The design of the villa was pioneering and perfectly in line with the canons of the then-nascent Modern Movement, as exposed by Le Corbusier in Vers une architecture [Towards an Architecture] six years earlier. The building is located on an arduous hill diving into the Mediterranean Sea, a simple volume supported by piers with a flat roof, ribbon windows, and an open-plan living room.
Yet, Gray and Badovici’s contribution to the ground-breaking language of Modernism is a lighter and more sensual version of it. E.1027 reflects their concerns over the too-often cold aesthetics of the avant-garde, “intoxicated by mechanisation”.“The poverty of modern architecture stems from the atrophy of sensuality,” Gray argued.
Indeed, E.1027 interiors are intimate and painted in soothing shades. If the villa is mostly white outside, the palette of its interior varies from gentle pink hues to marine green and indigo. Gray designed the house so that the inside and outside would merge together. Following this principle, every room gives out onto a balcony; shutters, screens, and windows are all movable, allowing guests to engage with the surrounding landscape.
While Le Corbusier famously stated that “Une maison est une machine-à-habiter,” “A house is a machine for living in,” Gray would disagree. She described E.1027 as a living organism, explaining that, “It is not a matter of simply constructing beautiful ensembles of lines, but above all, dwellings for people.”
Shortly after E.1027’s completion, Gray split from Badovici and left the house to work on other projects. Badovici remained, often visited by his friend Le Corbusier. It is during one of these frequent stopovers that, in April 1938, the architect infamously vandalised E.1027’s walls, painting two murals in the villa and returning the following year to paint another five.
The episode is almost mythical and has been read – quite rightly – as an open attack on Gray. Le Corbusier, always inclined to assert his own ideas, might have been insulted that a woman could attain such a fine achievement in a style he thought he had conceived, or he might have just been annoyed by the playful and sensual sensitivity of the house
Executed in garish colours, the murals blatantly clash against the refinement and gentleness of Gray’s interiors, severely affecting the general experience of her quiet architecture. A famous photograph depicting the architect, naked and taking a pause from painting one of the murals, documents the defacement. Gray was already somewhere else, busy with new projects. After World War II she returned to Paris and led a reclusive life, putting aside the design industry until the 1970s when Zeev Aram convinced her to produce her pieces on large scale, rediscovering her talent.
In the meantime, E.1027 had been abandoned. During the war, German soldiers occupied it and used its walls for target-practice. The villa changed owners several times; one of them, Heinz Peter Kägi, a shady doctor from Zurich, was assassinated in the house in the 1990s. E.1027 was then squatted and vandalised, until an arduous and highly-criticised restoration has recently brought the villa back to its original state, or almost so. Although objectionable, Le Corbusier murals hold the right of preservation and can’t be cleared away, forever reminding us that architecture, as well as art, is sometimes a matter of envy, rivalry, and personal revenge.

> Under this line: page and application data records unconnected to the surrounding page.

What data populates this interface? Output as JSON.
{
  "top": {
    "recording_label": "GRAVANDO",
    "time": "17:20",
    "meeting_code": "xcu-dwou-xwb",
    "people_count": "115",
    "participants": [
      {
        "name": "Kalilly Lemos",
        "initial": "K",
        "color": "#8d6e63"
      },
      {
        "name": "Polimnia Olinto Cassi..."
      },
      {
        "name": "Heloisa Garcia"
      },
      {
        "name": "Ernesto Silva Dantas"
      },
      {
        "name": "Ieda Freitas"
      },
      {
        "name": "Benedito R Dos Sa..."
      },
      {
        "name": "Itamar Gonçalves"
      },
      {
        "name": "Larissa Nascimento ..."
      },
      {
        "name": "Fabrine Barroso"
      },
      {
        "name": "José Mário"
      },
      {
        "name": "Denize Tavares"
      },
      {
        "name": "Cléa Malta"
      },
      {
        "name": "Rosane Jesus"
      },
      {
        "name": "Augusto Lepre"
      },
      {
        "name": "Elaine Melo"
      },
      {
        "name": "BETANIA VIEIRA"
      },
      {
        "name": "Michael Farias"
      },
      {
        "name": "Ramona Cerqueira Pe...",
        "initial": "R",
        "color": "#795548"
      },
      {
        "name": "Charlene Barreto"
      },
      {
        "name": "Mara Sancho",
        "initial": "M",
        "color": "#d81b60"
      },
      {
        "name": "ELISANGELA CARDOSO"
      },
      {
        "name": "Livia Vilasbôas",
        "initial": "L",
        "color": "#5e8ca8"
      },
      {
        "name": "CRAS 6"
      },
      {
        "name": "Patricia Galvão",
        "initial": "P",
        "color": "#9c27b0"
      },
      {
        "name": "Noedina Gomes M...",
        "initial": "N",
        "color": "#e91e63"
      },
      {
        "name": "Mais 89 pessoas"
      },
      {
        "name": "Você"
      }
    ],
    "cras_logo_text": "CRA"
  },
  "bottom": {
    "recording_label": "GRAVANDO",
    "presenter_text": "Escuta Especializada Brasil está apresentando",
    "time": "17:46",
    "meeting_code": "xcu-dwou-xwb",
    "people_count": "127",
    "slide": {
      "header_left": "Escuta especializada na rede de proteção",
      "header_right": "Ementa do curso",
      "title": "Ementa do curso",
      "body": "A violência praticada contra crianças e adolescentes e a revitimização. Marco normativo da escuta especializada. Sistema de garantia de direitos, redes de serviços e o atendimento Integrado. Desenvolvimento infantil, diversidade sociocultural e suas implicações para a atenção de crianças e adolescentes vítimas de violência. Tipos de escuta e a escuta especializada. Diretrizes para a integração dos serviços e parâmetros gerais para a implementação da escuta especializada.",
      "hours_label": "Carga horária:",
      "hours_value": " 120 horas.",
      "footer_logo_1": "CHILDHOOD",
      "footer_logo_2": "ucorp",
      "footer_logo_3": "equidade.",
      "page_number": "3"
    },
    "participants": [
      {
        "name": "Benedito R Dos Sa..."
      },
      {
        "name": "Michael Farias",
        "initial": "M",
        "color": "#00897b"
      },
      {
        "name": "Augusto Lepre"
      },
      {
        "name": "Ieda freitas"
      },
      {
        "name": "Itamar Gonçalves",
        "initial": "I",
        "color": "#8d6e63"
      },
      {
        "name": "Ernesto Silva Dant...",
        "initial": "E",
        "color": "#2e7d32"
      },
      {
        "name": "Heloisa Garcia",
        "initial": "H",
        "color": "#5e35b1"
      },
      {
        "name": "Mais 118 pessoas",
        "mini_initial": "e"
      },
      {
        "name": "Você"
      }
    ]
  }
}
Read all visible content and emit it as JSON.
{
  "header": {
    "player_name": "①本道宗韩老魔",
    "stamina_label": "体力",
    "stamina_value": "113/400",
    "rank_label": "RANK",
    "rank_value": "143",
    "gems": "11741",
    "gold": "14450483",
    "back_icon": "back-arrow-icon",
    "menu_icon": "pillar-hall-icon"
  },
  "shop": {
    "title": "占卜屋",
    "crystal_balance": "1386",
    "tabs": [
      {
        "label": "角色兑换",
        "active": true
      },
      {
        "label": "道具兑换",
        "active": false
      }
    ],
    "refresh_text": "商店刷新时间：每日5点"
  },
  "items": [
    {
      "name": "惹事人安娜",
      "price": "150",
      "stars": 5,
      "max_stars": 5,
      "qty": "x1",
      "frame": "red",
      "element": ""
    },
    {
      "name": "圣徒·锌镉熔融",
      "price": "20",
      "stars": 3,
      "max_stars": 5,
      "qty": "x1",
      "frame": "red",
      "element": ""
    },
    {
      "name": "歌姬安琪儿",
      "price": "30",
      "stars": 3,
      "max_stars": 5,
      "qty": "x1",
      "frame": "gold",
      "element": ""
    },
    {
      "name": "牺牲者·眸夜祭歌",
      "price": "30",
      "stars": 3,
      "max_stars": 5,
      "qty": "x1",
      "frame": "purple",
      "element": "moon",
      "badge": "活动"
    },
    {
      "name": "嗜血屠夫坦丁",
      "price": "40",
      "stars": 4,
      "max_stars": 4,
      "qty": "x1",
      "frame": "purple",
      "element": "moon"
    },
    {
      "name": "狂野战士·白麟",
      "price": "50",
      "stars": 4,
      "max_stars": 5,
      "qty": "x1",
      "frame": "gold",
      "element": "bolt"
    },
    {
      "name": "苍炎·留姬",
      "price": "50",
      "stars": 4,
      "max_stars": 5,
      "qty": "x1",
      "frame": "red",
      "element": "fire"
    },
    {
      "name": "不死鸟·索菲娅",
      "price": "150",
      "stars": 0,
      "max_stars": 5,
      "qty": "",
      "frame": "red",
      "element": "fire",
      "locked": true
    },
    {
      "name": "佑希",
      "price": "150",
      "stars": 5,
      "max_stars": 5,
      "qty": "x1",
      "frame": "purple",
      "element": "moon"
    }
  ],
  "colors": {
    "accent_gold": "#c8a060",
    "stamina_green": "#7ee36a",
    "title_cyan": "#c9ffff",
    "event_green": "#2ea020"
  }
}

Interestingly enough, Le Corbusier died in 1965 while swimming in the very water in front of E.1027. After years of obscurity, Eileen Gray has today gained an unprecedented, international success.